ANSWER:  Victor and Victrolas Victrolas were designed to use steel needles. They were usually available in loud, medium and soft tone versions, which would vary the playing volume.  Steel needles should be used only once (one side of one record) to avoid excessive wear of the record, so it is likely that the needles you have found rolling around inside your phonograph have already been used. They should be trashed. Used needles have no value whatsoever, so get rid of them! This would not be the case if the needles are still in a sealed packet; those can be used without issue. New steel needles are still readily available from a number of sources (see our NEEDLES page), and they are not expensive.

Victor manufactured a multi-play Tungstone needle in the late 'teens and early 1920's. These needles lasted for many playings without replacement. They were usually sold in "push-out" cardboard packs or in tins. In addition, soft fiber needles were also available from Victor, giving a very subdued sound. To our knowledge, only steel needles are being manufactured at present. We know of no current manufacturers of either fiber of Tungstone needles.

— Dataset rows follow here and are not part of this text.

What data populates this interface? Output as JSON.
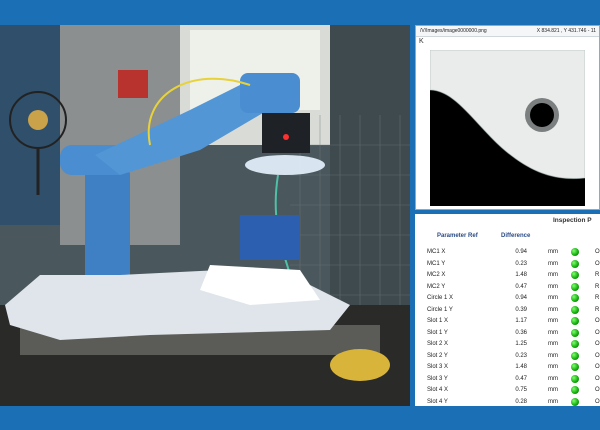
{
  "viewer": {
    "path": "/V/Images/image0000000.png",
    "coords": "X 834.821 , Y 431.746 - 11",
    "tool_glyph": "K"
  },
  "inspection": {
    "title": "Inspection P",
    "headers": {
      "parameter": "Parameter Ref",
      "difference": "Difference"
    },
    "rows": [
      {
        "param": "MC1 X",
        "value": "0.94",
        "unit": "mm",
        "status": "O"
      },
      {
        "param": "MC1 Y",
        "value": "0.23",
        "unit": "mm",
        "status": "O"
      },
      {
        "param": "MC2 X",
        "value": "1.48",
        "unit": "mm",
        "status": "R"
      },
      {
        "param": "MC2 Y",
        "value": "0.47",
        "unit": "mm",
        "status": "R"
      },
      {
        "param": "Circle 1 X",
        "value": "0.94",
        "unit": "mm",
        "status": "R"
      },
      {
        "param": "Circle 1 Y",
        "value": "0.39",
        "unit": "mm",
        "status": "R"
      },
      {
        "param": "Slot 1 X",
        "value": "1.17",
        "unit": "mm",
        "status": "O"
      },
      {
        "param": "Slot 1 Y",
        "value": "0.36",
        "unit": "mm",
        "status": "O"
      },
      {
        "param": "Slot 2 X",
        "value": "1.25",
        "unit": "mm",
        "status": "O"
      },
      {
        "param": "Slot 2 Y",
        "value": "0.23",
        "unit": "mm",
        "status": "O"
      },
      {
        "param": "Slot 3 X",
        "value": "1.48",
        "unit": "mm",
        "status": "O"
      },
      {
        "param": "Slot 3 Y",
        "value": "0.47",
        "unit": "mm",
        "status": "O"
      },
      {
        "param": "Slot 4 X",
        "value": "0.75",
        "unit": "mm",
        "status": "O"
      },
      {
        "param": "Slot 4 Y",
        "value": "0.28",
        "unit": "mm",
        "status": "O"
      }
    ]
  },
  "colors": {
    "frame_blue": "#1a6fb5",
    "header_blue": "#2b4b86",
    "status_green": "#11a80b",
    "robot_blue": "#3f7fc4"
  }
}
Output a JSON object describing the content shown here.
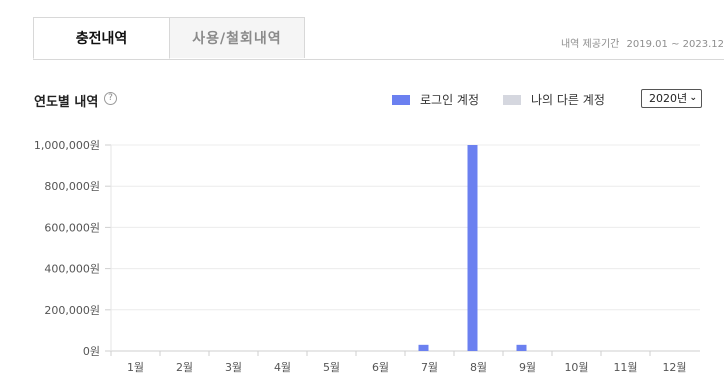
{
  "tabs": [
    {
      "label": "충전내역",
      "active": true
    },
    {
      "label": "사용/철회내역",
      "active": false
    }
  ],
  "period": {
    "label": "내역 제공기간",
    "range": "2019.01 ~ 2023.12"
  },
  "section": {
    "title": "연도별 내역",
    "help_icon": "question-circle-icon"
  },
  "legend": [
    {
      "label": "로그인 계정",
      "color": "#6b80f0"
    },
    {
      "label": "나의 다른 계정",
      "color": "#d5d7df"
    }
  ],
  "year_select": {
    "selected": "2020년"
  },
  "chart_data": {
    "type": "bar",
    "categories": [
      "1월",
      "2월",
      "3월",
      "4월",
      "5월",
      "6월",
      "7월",
      "8월",
      "9월",
      "10월",
      "11월",
      "12월"
    ],
    "series": [
      {
        "name": "로그인 계정",
        "color": "#6b80f0",
        "values": [
          0,
          0,
          0,
          0,
          0,
          0,
          30000,
          1000000,
          30000,
          0,
          0,
          0
        ]
      },
      {
        "name": "나의 다른 계정",
        "color": "#d5d7df",
        "values": [
          0,
          0,
          0,
          0,
          0,
          0,
          0,
          0,
          0,
          0,
          0,
          0
        ]
      }
    ],
    "y_ticks": [
      "0원",
      "200,000원",
      "400,000원",
      "600,000원",
      "800,000원",
      "1,000,000원"
    ],
    "ylim": [
      0,
      1000000
    ],
    "grid": true
  }
}
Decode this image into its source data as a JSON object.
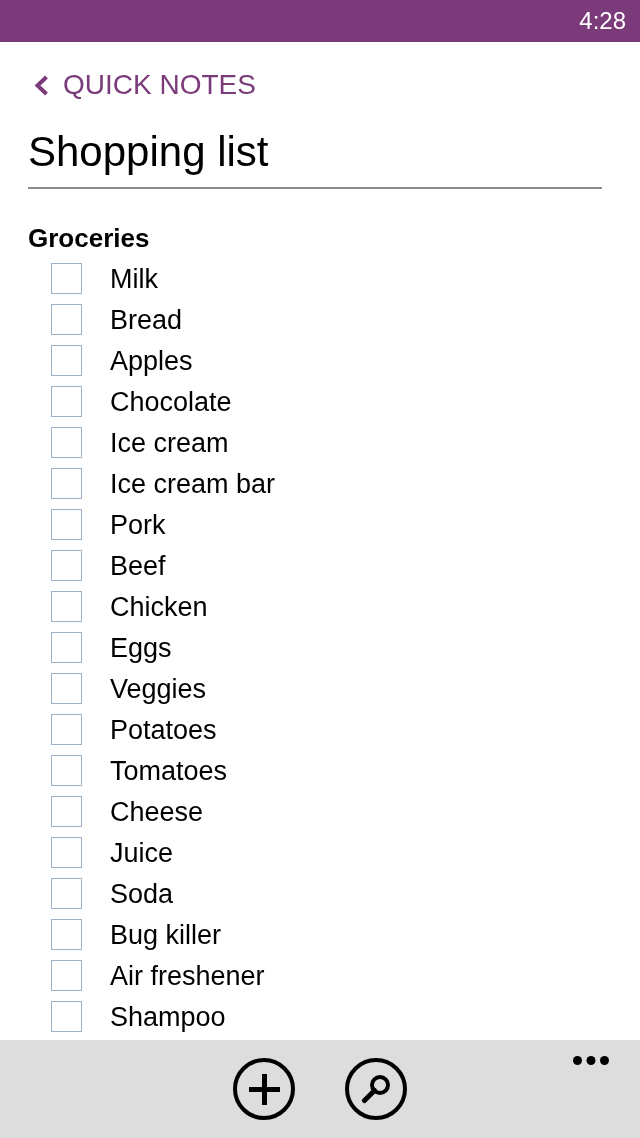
{
  "status_bar": {
    "time": "4:28"
  },
  "back_link": {
    "label": "QUICK NOTES"
  },
  "page": {
    "title": "Shopping list"
  },
  "sections": [
    {
      "heading": "Groceries",
      "items": [
        {
          "label": "Milk",
          "checked": false
        },
        {
          "label": "Bread",
          "checked": false
        },
        {
          "label": "Apples",
          "checked": false
        },
        {
          "label": "Chocolate",
          "checked": false
        },
        {
          "label": "Ice cream",
          "checked": false
        },
        {
          "label": "Ice cream bar",
          "checked": false
        },
        {
          "label": "Pork",
          "checked": false
        },
        {
          "label": "Beef",
          "checked": false
        },
        {
          "label": "Chicken",
          "checked": false
        },
        {
          "label": "Eggs",
          "checked": false
        },
        {
          "label": "Veggies",
          "checked": false
        },
        {
          "label": "Potatoes",
          "checked": false
        },
        {
          "label": "Tomatoes",
          "checked": false
        },
        {
          "label": "Cheese",
          "checked": false
        },
        {
          "label": "Juice",
          "checked": false
        },
        {
          "label": "Soda",
          "checked": false
        },
        {
          "label": "Bug killer",
          "checked": false
        },
        {
          "label": "Air freshener",
          "checked": false
        },
        {
          "label": "Shampoo",
          "checked": false
        }
      ]
    }
  ]
}
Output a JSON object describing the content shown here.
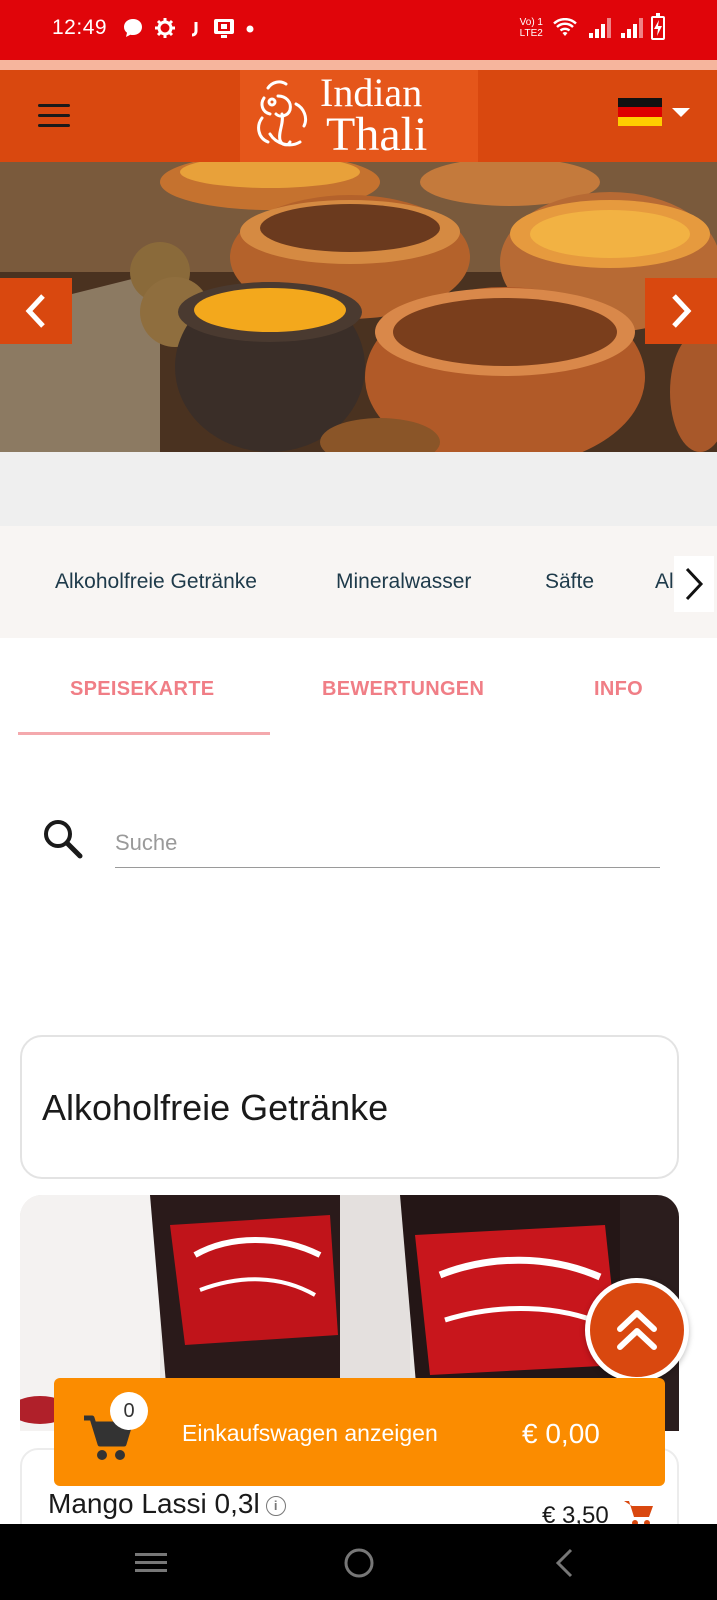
{
  "status_bar": {
    "time": "12:49",
    "left_icons": [
      "message-icon",
      "settings-gear-icon",
      "j-app-icon",
      "cast-icon",
      "dot-icon"
    ],
    "network_label_top": "Vo) 1",
    "network_label_bottom": "LTE2",
    "right_icons": [
      "wifi-icon",
      "signal-icon",
      "signal-icon",
      "battery-charging-icon"
    ]
  },
  "header": {
    "menu_icon": "hamburger-icon",
    "logo_line1": "Indian",
    "logo_line2": "Thali",
    "language_flag": "germany-flag-icon",
    "language_caret": "chevron-down-icon"
  },
  "hero": {
    "prev_icon": "chevron-left-icon",
    "next_icon": "chevron-right-icon"
  },
  "categories": {
    "items": [
      "Alkoholfreie Getränke",
      "Mineralwasser",
      "Säfte",
      "Al"
    ],
    "next_icon": "chevron-right-icon"
  },
  "tabs": {
    "items": [
      "SPEISEKARTE",
      "BEWERTUNGEN",
      "INFO"
    ],
    "active": "SPEISEKARTE"
  },
  "search": {
    "placeholder": "Suche",
    "value": ""
  },
  "section": {
    "title": "Alkoholfreie Getränke"
  },
  "product": {
    "name": "Mango Lassi 0,3l",
    "price": "€ 3,50"
  },
  "cart": {
    "count": "0",
    "label": "Einkaufswagen anzeigen",
    "total": "€ 0,00"
  },
  "colors": {
    "status_red": "#e0050a",
    "header_orange": "#d9480f",
    "tab_pink": "#f07e86",
    "cart_orange": "#fb8c00",
    "category_text": "#1e3a4a"
  }
}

For Victrola machines, needles should be stored in the little "cups" along the side of the motorboard (picture on left) Loud needles in one cup, soft needles in the other and the center cup is where the used needles should be placed. When the center cup fills-up with used needles, you dump them in the trashcan. The metal needle disposal cup (center position) is often still found in many Victrolas. It is humorous to note that many EBay sellers seem to take great pride in the fact that their phonograph has 5 needles still sitting in the cup, and that this somehow adds "value" to the machine. First, they cost about 2 cents each, and second, they have probably already been used 20 times, and belong in the trash can. The "slots" in the back of the needle cups (on later-vintage machines) were used to hold the Tungstone needle tins.

External-horn Victors do not have needle cups.